Ite Laird-Offringa, PhD
University of Southern California Norris Cancer Center
Epigenetic Alterations During Progression from Atypical Adenomatous Hyperplasia to Bronchioalveolar Carcinoma and Lung Adenocarcinoma
The Laird-Offringa laboratory is focused on identifying changes in the genetic material (DNA) of lung cancer cells, to help us understand how lung cancer develops, and to use as markers for early detection. In cancer cells, DNA methylation is now recognized as a key molecular mechanism for the inactivation of so-called “tumor suppressor genes.” The pattern of methylation could provide important insights into the changes that lead to a particular kind of cancer, and could yield powerful biomarkers that may help the detection of different kinds of cancer, including lung cancer.
Dr. Laird-Offringa was able to greatly expand the tumor samples used for analysis, identifying several sites of increased methylation associated with adenocarcinoma and/or BAC, and potentially correlated to disease progression. Thus far, the sites have not correlated with differences in survival.
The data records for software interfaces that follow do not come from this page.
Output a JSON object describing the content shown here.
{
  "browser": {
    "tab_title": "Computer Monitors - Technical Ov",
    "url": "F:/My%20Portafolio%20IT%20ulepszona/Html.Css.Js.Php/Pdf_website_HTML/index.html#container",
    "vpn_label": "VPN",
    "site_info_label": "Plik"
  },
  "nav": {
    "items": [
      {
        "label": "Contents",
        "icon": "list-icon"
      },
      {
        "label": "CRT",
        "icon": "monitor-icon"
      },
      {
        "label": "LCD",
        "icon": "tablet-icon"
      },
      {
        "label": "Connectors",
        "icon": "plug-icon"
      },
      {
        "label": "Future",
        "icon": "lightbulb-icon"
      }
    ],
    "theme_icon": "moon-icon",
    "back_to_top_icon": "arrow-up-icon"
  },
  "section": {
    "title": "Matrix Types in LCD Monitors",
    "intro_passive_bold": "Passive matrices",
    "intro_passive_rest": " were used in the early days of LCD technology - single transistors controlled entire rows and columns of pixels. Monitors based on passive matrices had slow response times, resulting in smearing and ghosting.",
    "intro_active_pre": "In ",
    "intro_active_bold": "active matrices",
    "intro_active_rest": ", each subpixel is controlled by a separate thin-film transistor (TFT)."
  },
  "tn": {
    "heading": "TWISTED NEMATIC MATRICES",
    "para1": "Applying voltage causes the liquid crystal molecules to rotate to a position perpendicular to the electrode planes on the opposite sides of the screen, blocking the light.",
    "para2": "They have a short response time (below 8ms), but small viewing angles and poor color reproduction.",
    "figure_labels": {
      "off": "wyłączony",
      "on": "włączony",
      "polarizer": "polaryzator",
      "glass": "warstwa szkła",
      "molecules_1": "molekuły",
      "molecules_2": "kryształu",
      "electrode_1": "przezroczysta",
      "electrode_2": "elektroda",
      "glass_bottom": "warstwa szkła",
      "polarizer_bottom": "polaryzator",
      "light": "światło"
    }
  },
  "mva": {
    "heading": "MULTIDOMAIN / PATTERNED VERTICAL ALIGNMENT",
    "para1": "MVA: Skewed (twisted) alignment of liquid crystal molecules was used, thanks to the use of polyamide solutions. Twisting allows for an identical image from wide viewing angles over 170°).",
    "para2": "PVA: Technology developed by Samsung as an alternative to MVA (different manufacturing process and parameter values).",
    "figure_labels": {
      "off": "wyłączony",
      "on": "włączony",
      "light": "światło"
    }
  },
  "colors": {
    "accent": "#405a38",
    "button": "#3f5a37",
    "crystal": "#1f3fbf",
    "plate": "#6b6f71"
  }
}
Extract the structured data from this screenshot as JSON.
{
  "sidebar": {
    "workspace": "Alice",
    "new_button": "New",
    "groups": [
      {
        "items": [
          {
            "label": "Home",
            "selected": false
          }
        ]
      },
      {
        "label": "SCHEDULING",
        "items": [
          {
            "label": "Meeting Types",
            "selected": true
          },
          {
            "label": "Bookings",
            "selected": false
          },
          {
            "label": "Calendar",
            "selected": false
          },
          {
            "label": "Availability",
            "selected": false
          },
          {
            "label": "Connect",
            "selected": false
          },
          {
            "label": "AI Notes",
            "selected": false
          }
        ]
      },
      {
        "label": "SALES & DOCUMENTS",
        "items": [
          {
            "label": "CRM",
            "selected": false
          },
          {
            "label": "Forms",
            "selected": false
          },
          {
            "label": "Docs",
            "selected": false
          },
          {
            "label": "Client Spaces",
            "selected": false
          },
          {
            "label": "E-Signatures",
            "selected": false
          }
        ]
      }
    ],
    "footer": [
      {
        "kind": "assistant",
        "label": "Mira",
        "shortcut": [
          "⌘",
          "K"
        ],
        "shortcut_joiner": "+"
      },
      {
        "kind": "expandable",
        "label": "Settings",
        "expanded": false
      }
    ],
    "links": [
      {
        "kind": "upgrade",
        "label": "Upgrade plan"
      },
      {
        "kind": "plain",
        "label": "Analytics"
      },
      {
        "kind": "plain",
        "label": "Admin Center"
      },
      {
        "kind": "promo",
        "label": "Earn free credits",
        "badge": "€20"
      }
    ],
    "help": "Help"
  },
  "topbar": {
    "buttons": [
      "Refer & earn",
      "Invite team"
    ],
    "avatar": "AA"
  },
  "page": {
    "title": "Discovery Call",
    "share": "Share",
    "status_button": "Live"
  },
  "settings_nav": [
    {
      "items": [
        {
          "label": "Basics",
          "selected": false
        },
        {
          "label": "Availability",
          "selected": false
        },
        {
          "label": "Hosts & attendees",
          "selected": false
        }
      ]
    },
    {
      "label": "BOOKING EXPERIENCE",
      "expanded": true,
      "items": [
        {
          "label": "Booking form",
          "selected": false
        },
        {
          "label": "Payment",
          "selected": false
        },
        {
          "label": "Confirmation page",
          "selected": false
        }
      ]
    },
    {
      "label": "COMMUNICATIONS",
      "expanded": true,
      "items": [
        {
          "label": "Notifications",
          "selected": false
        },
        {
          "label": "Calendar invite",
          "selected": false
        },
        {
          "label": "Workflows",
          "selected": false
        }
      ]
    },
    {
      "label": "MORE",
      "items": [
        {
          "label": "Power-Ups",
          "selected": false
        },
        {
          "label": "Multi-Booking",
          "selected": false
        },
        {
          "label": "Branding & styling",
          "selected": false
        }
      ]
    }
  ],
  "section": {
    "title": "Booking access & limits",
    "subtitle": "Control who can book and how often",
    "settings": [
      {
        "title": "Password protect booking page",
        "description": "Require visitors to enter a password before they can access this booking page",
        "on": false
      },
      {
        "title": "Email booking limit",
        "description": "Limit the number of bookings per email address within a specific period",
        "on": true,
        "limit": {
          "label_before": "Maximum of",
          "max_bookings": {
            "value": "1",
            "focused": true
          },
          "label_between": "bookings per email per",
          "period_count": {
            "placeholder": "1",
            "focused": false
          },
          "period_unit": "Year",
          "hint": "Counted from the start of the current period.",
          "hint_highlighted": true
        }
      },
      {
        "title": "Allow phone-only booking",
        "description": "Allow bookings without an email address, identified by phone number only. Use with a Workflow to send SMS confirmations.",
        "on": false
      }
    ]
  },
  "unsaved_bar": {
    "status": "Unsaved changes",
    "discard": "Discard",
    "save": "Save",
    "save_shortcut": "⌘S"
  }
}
Dr. Laird-Offringa was awarded over $1 million from the National Cancer Institute to continue work on this project.